Surprisingly, there weren’t any researchers studying the Chancay seriously. Okay, I might be overstating it a bit - there may have been one or two exceptions - but you could say that almost no one had an interest or concern for the Chancay. So, if somebody had already studied the Chancay, Amano would have been in second place. But Amano found out that there wasn’t anyone seriously studying the Chancay; there wasn’t anyone with a collection. Plus that location had relatively good access to Lima. With all things considered, he really felt this was a gift from heaven and it was meant to be a primary theme in his life. So the Chancay culture, the culture of one particular area, had been ignored in Peruvian academia until then. Amano immersed himself in research for almost thirty years, until he passed away. The collection he acquired became the basis for the Amano Museum.

Date: May 7, 2007
Location: California, US
Interviewer: Yoko Nishimura
Contributed by: Watase Media Arts Center, Japanese American National Museum

archeology Chankay peru Yoshitaro Amano

Itadakimasu 2! Another Taste of Nikkei Culture

Read the Itadakimasu 2! stories >>

Get updates

Sign up for email updates

Journal feed
Events feed
Comments feed

Support this project

Discover Nikkei

Discover Nikkei is a place to connect with others and share the Nikkei experience. To continue to sustain and grow this project, we need your help!

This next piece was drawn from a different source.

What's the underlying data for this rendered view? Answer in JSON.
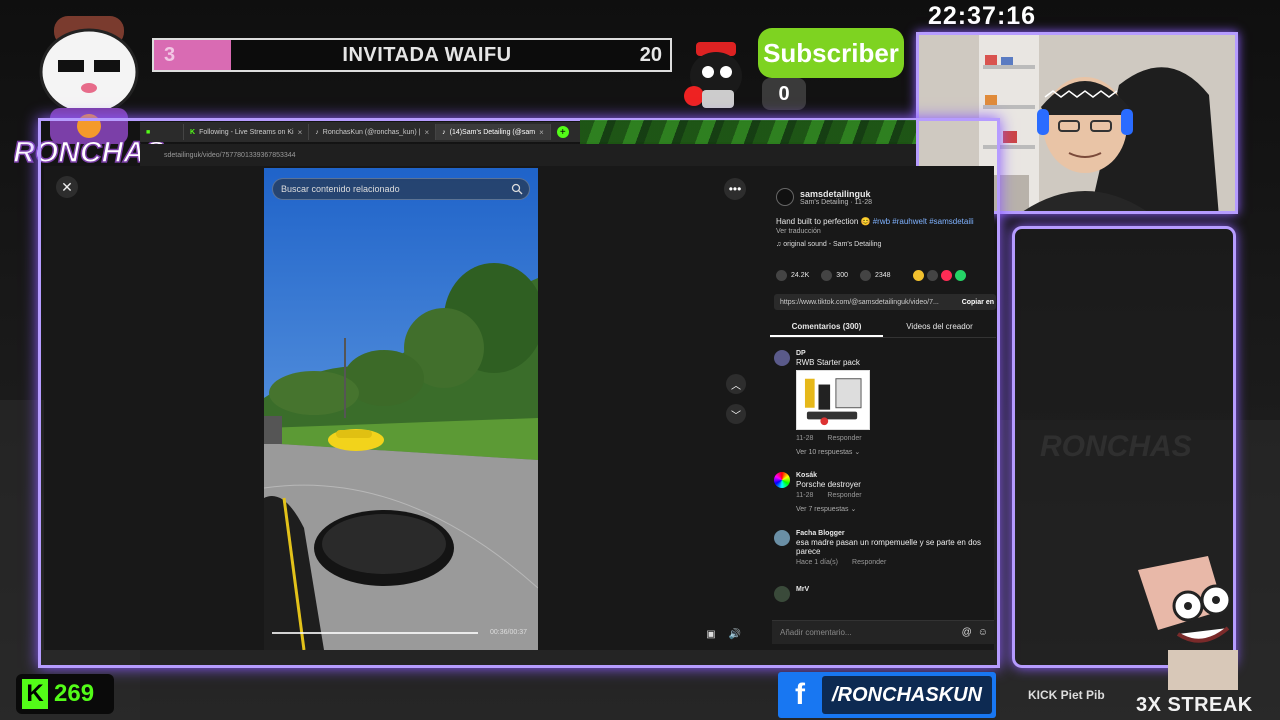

Ways to help >>

A project of the Japanese American National Museum

Major support by The Nippon Foundation